** THE INPUT follows **
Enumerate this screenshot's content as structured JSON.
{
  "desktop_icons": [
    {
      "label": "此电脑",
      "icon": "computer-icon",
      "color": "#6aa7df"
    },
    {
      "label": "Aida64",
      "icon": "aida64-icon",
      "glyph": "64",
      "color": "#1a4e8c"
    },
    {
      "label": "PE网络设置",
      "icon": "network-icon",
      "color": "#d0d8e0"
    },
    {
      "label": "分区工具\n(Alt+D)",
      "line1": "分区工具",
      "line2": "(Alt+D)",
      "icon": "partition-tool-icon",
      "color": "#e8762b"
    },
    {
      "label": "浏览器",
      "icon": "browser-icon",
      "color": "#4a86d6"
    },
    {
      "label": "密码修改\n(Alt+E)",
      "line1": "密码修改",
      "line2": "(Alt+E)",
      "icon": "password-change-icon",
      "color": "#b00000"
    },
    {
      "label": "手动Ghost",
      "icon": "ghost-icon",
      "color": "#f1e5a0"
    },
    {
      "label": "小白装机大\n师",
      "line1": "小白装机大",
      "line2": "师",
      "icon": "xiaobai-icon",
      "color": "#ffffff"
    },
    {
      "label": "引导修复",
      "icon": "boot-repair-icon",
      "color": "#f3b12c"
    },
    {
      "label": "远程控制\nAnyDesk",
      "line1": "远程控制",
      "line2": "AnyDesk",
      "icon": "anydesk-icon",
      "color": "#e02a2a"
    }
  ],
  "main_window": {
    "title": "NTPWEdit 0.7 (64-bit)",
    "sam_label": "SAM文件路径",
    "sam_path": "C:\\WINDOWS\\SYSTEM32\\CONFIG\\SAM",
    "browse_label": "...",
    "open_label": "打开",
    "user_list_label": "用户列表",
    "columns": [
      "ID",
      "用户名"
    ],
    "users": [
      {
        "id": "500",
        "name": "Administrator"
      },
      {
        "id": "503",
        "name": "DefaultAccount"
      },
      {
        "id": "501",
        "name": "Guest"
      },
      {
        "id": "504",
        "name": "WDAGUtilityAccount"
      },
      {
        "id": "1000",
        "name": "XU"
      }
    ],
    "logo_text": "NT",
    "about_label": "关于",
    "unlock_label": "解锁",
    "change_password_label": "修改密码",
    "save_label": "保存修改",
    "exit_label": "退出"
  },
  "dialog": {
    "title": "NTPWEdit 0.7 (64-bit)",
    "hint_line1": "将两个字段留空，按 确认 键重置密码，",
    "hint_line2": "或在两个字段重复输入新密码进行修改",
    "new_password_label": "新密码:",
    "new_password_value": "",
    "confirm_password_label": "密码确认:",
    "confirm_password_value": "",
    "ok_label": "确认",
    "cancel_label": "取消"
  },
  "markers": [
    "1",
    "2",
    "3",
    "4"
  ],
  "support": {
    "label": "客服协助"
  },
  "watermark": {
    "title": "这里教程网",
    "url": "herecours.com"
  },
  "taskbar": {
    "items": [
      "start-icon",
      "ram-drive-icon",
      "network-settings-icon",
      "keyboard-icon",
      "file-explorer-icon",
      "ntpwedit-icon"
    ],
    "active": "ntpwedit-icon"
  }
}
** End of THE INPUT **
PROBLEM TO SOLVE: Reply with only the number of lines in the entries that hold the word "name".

ANSWER BOX: 5